In 7th place, and last from our restriction to the top 7, is Manchester in the United Kingdom. And an old industrial town that helped build the modern world, it is currently undergoing something of a revival.
Average monthly incomes are around $2,192 net, with monthly rents averaging about $948. Living expenses tend to average $785 a month and its inhabitants are 45% satisfied with the cities cultural and entertainment offerings.
Unemployment is on the higher end hovering around 6.2% - - in line with EU-28 averages across Europe.
Manchester is famed for its hospitality in the UK with many visitors and residents extolling the virtues of the city's nightlife.
Which European country is best for work?
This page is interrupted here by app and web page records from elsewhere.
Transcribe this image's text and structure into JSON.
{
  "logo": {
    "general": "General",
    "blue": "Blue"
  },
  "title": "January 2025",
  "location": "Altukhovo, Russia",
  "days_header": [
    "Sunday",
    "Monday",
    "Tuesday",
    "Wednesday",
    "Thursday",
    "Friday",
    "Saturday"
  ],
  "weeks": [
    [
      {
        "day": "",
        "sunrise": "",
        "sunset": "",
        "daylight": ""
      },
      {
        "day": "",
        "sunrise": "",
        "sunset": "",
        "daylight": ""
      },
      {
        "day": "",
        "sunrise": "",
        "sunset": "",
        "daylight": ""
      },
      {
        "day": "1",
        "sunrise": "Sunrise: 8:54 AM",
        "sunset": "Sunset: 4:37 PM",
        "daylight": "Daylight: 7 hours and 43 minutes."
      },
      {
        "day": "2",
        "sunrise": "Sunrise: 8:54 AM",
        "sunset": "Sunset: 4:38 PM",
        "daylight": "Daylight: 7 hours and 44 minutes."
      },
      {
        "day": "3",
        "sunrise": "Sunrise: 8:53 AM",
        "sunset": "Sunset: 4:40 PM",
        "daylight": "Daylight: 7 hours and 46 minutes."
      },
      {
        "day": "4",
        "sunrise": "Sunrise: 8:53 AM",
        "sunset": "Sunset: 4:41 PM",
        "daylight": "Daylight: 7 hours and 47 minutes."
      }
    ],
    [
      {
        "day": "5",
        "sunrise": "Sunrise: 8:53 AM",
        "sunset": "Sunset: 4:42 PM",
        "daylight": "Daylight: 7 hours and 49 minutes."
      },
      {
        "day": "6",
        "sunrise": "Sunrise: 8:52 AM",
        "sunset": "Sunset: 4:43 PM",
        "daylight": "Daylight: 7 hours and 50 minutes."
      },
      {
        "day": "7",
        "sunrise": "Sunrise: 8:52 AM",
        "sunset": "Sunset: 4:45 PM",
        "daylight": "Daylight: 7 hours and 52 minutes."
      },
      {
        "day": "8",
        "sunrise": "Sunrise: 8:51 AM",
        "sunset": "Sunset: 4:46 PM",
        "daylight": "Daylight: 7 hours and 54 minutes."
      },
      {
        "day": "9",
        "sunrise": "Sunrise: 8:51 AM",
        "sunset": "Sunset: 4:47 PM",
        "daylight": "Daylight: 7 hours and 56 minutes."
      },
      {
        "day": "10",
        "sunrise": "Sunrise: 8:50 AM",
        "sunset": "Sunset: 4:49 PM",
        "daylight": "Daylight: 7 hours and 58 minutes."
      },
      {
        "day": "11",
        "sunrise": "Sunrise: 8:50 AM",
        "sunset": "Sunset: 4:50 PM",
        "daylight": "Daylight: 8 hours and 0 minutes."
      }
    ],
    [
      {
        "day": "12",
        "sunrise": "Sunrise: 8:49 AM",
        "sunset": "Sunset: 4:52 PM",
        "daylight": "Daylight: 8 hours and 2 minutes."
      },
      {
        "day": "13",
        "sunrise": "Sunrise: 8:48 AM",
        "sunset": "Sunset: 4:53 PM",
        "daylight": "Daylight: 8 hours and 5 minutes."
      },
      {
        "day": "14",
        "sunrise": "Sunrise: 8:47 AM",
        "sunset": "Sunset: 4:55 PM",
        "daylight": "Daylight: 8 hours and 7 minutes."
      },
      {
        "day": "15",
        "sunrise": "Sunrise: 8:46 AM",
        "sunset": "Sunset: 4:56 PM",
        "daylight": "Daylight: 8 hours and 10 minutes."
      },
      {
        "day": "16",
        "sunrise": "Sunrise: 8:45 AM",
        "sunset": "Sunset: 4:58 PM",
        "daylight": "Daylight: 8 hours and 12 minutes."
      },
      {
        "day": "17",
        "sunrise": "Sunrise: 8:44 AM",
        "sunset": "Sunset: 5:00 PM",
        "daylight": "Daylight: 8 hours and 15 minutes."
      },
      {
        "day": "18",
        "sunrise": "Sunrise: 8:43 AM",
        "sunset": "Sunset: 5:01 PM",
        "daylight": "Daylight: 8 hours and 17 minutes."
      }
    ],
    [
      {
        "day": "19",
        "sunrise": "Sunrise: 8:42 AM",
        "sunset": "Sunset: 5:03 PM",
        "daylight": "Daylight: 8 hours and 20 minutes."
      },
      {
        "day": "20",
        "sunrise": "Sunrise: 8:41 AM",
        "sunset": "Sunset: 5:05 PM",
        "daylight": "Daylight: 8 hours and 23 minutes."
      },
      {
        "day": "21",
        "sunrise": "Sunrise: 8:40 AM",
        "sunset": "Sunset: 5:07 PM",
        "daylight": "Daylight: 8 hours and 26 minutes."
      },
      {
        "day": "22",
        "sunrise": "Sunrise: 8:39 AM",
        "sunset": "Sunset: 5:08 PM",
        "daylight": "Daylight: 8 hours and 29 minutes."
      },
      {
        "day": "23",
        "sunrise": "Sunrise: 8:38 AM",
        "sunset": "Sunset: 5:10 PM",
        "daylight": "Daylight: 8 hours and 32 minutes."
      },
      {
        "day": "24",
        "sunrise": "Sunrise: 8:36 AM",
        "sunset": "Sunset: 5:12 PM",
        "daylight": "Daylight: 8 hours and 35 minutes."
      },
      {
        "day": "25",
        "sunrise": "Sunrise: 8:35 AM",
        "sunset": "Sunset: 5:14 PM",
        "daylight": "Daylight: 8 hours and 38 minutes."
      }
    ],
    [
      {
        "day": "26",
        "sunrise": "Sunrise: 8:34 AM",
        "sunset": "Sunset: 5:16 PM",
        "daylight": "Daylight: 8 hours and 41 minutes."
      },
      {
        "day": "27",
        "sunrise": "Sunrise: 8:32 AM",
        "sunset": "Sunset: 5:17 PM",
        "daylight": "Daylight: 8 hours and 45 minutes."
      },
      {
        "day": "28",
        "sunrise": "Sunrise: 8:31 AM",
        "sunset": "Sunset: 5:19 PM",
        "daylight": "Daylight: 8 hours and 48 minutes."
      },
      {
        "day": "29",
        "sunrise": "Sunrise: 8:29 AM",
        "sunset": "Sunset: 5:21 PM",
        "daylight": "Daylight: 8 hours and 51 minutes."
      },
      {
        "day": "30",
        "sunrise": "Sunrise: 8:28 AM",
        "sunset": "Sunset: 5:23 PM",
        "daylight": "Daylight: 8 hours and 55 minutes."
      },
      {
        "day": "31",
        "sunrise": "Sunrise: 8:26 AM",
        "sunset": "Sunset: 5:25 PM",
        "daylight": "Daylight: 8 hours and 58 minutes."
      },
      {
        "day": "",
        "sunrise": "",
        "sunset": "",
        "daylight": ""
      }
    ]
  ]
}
As we have seen, according to Resume.io's analysis. Glasgow in Scotland, UK is the outright winner.
This, according to their report, makes it the best European city for new graduates to find work. Many existing residents are very happy with the city and around 39% say they are "very satisfied" with Glasgow's existing facilities.
It is a great place when it comes to the arts and culture and its nightlife is legendary. If you are a recent graduate you really should consider Glasgow as your first port of call for your budding career.
But you might also want to consider some Eastern European cities too. Many have considerably lower costs of living and pretty good GDP growth too.
Prague, Sofia, Zagreb, and Kraków are all in the report's top 15 cities. for example.
Which country has the most job opportunities?
If you are looking for high-income work opportunities you'll probably need to set your sights on cities like Munich. This is a great city for finding engineering vacancies and the city resides in one of the strongest economies in Europe - - Germany.
Unemployment is pretty low at 3.5% and the average worker takes home almost $3,000 net a month.
Munich is also growing rapidly, especially in innovation-driven sectors.
"Employment in architecture and engineering grew 41.5% from 2012 to 2017, and employment in information and communication grew 33.6%, according to data from the City of Munich Department of Labor and Economic Development." - Resume.io.
How can Americans work in Europe?
If you hail from the States, you might find it a little trickier than European citizens to find work in Europe. Of course, this works both ways.
Around 1.6 million Americans currently live and work on the continent according to The Association of Americans Resident Overseas. These individuals are working as digital nomads or corporate employees, to name but a few professions.
As understandable as the draw of the 'Old World' is to Americans, it's not a sure thing you can do it.
"Realistically, the stringent work regulations since the formation and expansion of the EU have diminished the prospects for Americans to find work in Europe. Some European countries have also joined the protectionist trend in light of current political events." - transitionabroad.com.
But don't let this put you off. There are still plenty of vacancies for American citizens in many roles across Europe. You will need to be very determined, well researched and network like nobody's business to find the right role and location for you.
If you want to know more about what you need to do and what to expect, check out Transitions Abroad's informative article.